Influencingby Don Morley
Use your communication skills
There are certain aspects of communication which are absolutely essential to achieving positive influence.
Communication skills are often thought of in terms of what you say and how you say it, but to be in communication with someone is a two-way process: the use of the ears is just as important as what comes out of the mouth.
Building rapport is an important building block on the way to successful influence. The dictionary describes rapport as being ‘in agreement with’. How can you know whether you are in agreement if one party does the majority of the talking, without seeking the views of the other party?
It is not simply about listening, of course. Indeed, those who frequently comment ‘I hear what you say’ may be going through the motions, rather than paying genuine attention. While you are speaking, most of their concentration is going into thinking what point they will make next. This is particularly true of the competitive type who believes that influence is something to do with intellect and that it is a matter of scoring more points than the other.
The main purpose of listening is to gain complete understanding of the message being conveyed. The only way to ensure this is to ask questions – if you want to be a better listener, ask better questions.
Asking better questions
To influence effectively, you need to first understand before seeking to be understood. If you think this is a waste of time, consider the following. You go to the head of IT with a detailed proposal for a new system which will reduce headcount by ten and simultaneously improve response times to customers. What is more, you have already run it past the two other function heads that it affects and they are keen to see it happen. Yet the meeting with your IT colleague goes badly. In fact, three months later you are still trying to get a firm date from him as to implementation.
The outcome might have been different had you ascertained, at the initial discussion, that he had just lost one of his best people and was in the middle of determining how he would be able to complete a major project before the company’s year-end. The last thing he needed was another project, regardless of its commercial justification. This lack of consideration for the other person’s situation creates hostility and delay. Choose your time carefully, if you aim to achieve influence at the first attempt.
Many people tend to generalise instead of coming straight out with what they really think. They may drop hints and signals, hoping to avoid being explicit beyond their comfort zone. Before you can influence them, you need to establish their real feelings about the subject in question. After all, unless you can allay their fears or modify your own position, you may imagine you have their support when they are embarked on a covert sabotage mission. You need to draw them out with the use of the usual clarifying and probing questions.
Check out the meaning of those vague or imprecise statements. For example, ‘When you said you were too busy at present, what did you mean exactly?’ ‘Can you put a number on the likely extra man days that amendment would entail, Chris?’ might help to clarify attitudes and facts.
Paraphrasing, reflecting and summarising
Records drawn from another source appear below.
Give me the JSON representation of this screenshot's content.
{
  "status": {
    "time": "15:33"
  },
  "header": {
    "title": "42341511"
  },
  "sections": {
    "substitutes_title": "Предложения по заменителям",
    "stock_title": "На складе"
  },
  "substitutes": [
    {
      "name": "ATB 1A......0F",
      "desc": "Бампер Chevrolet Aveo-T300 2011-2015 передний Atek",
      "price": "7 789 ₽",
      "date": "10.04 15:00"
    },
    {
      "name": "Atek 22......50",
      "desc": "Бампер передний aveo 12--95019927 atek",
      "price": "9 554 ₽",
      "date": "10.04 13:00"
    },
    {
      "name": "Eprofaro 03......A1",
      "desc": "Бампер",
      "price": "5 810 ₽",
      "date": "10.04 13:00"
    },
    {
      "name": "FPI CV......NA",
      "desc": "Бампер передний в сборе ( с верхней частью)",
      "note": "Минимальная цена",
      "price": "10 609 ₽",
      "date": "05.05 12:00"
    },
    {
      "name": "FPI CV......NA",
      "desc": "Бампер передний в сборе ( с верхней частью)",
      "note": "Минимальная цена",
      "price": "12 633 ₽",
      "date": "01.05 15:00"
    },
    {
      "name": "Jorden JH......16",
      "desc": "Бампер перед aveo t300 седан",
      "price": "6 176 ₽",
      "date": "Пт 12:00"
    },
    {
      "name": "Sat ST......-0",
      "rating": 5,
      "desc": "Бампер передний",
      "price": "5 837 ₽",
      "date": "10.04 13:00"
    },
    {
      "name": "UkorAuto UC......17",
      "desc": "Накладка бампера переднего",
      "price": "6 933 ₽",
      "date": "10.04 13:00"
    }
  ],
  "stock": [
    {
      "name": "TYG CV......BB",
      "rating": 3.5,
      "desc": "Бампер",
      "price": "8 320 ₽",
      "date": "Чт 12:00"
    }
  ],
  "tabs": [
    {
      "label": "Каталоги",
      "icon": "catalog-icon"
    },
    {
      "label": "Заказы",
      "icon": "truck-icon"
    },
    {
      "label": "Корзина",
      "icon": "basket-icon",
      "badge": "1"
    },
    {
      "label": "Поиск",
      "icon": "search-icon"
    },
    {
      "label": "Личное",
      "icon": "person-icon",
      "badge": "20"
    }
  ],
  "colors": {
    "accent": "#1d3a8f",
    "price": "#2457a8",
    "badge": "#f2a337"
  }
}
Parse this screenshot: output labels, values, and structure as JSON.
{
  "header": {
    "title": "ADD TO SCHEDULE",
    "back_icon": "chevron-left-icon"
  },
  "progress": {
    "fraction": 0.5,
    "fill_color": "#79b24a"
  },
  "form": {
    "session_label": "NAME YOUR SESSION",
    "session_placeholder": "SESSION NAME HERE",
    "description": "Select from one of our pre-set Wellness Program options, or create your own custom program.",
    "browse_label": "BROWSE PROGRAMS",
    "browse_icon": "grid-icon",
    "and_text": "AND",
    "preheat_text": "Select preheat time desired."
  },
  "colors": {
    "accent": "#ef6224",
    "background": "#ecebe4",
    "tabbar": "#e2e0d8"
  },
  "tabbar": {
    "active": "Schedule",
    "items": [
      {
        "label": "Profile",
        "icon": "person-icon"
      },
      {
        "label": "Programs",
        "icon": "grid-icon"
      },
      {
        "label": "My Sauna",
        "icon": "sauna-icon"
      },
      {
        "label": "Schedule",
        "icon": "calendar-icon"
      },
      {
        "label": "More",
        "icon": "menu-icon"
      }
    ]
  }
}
Paraphrasing is repeating back what the speaker has said, using different words and often following with an agreement statement. For example, ‘So you’re saying the regional sales report has to take priority – is that right?’ This can help to clarify your own understanding.
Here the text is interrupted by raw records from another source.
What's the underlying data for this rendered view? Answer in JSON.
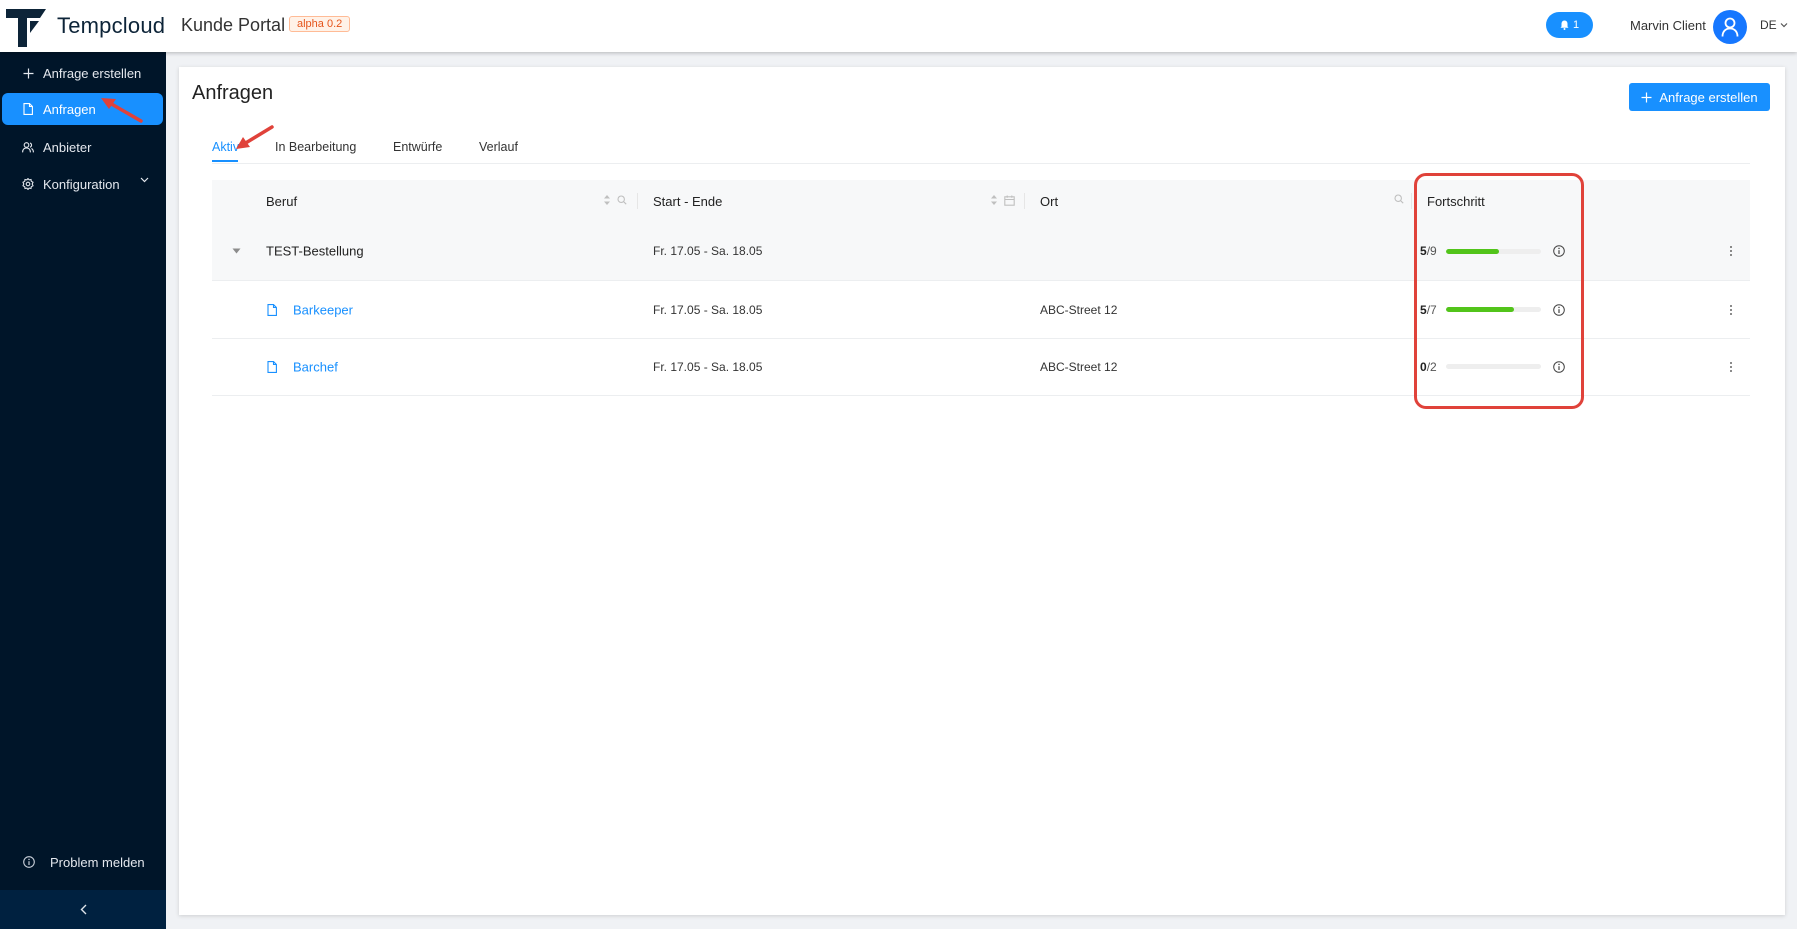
{
  "header": {
    "brand": "Tempcloud",
    "portal": "Kunde Portal",
    "version_badge": "alpha 0.2",
    "notifications_count": "1",
    "user_name": "Marvin Client",
    "language": "DE"
  },
  "sidebar": {
    "items": [
      {
        "label": "Anfrage erstellen",
        "icon": "plus-icon"
      },
      {
        "label": "Anfragen",
        "icon": "file-icon",
        "active": true
      },
      {
        "label": "Anbieter",
        "icon": "users-icon"
      },
      {
        "label": "Konfiguration",
        "icon": "gear-icon"
      }
    ],
    "report_problem": "Problem melden"
  },
  "main": {
    "title": "Anfragen",
    "create_button": "Anfrage erstellen",
    "tabs": [
      {
        "label": "Aktiv",
        "active": true
      },
      {
        "label": "In Bearbeitung"
      },
      {
        "label": "Entwürfe"
      },
      {
        "label": "Verlauf"
      }
    ],
    "table": {
      "columns": [
        "Beruf",
        "Start - Ende",
        "Ort",
        "Fortschritt"
      ],
      "group": {
        "name": "TEST-Bestellung",
        "dates": "Fr. 17.05 - Sa. 18.05",
        "progress_done": "5",
        "progress_total": "/9",
        "progress_fraction": 0.556
      },
      "rows": [
        {
          "beruf": "Barkeeper",
          "dates": "Fr. 17.05 - Sa. 18.05",
          "ort": "ABC-Street 12",
          "progress_done": "5",
          "progress_total": "/7",
          "progress_fraction": 0.714
        },
        {
          "beruf": "Barchef",
          "dates": "Fr. 17.05 - Sa. 18.05",
          "ort": "ABC-Street 12",
          "progress_done": "0",
          "progress_total": "/2",
          "progress_fraction": 0
        }
      ]
    }
  },
  "colors": {
    "accent": "#1890ff",
    "sidebar_bg": "#001529",
    "progress_green": "#52c41a",
    "annotation_red": "#e0423a"
  }
}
Reflecting feelings, emotions or attitudes helps to establish rapport and empathy. Typically this is done by making a statement, posed as a question, with the use of tone. For example, ‘You look concerned about that idea, Jane?’
Summarising is a good way to make sure you understand the issues so far in a conversation, particularly if it has been a long one. It is done by picking out the main points of what has been said and repeating them. The golden rule is not to add your own embellishments or interpretation. Double check your summary with, ‘Have I got that right?’ This demonstrates a desire to establish common ground.
Additionally, don’t forget the use of open and closed (answer yes or no) questions. One type is no better or worse than the other; it just depends on the situation you are in and what type of information you are seeking.
Some final thoughts
Avoid leading questions, such as, ‘I assume I am correct in thinking that no one has any significant issue with what is proposed?’ This type of question makes it doubly difficult for any waverer to raise doubts. People feel railroaded by leading questions – a ‘push’ not ‘pull’ strategy.
When probing, your line of questioning needs to avoid giving the impression of interrogation. The advocacy and enquiry technique is useful here. Preface your question with the reason for your enquiry along theses lines: ‘I might be able to adjust the schedule if you could be more specific about why the timing is a problem for you.’
The use of silence can be powerful. Not threatening silence, but suitable pauses to allow the other party to not only consider your words but also to ask questions of their own in order to satisfy their concerns.
Finally, the richness of the conversation will reflect how well engaged both parties are. Eye contact, body language and encouraging nods and murmurs of agreement all contribute enormously to good communication and successful influence. There used to be a song whose lyrics went like this:
It’s not what you do; it’s the way that you do itIf you add:
It’s not what you say, but the way that you say ityou will be in good shape to influence.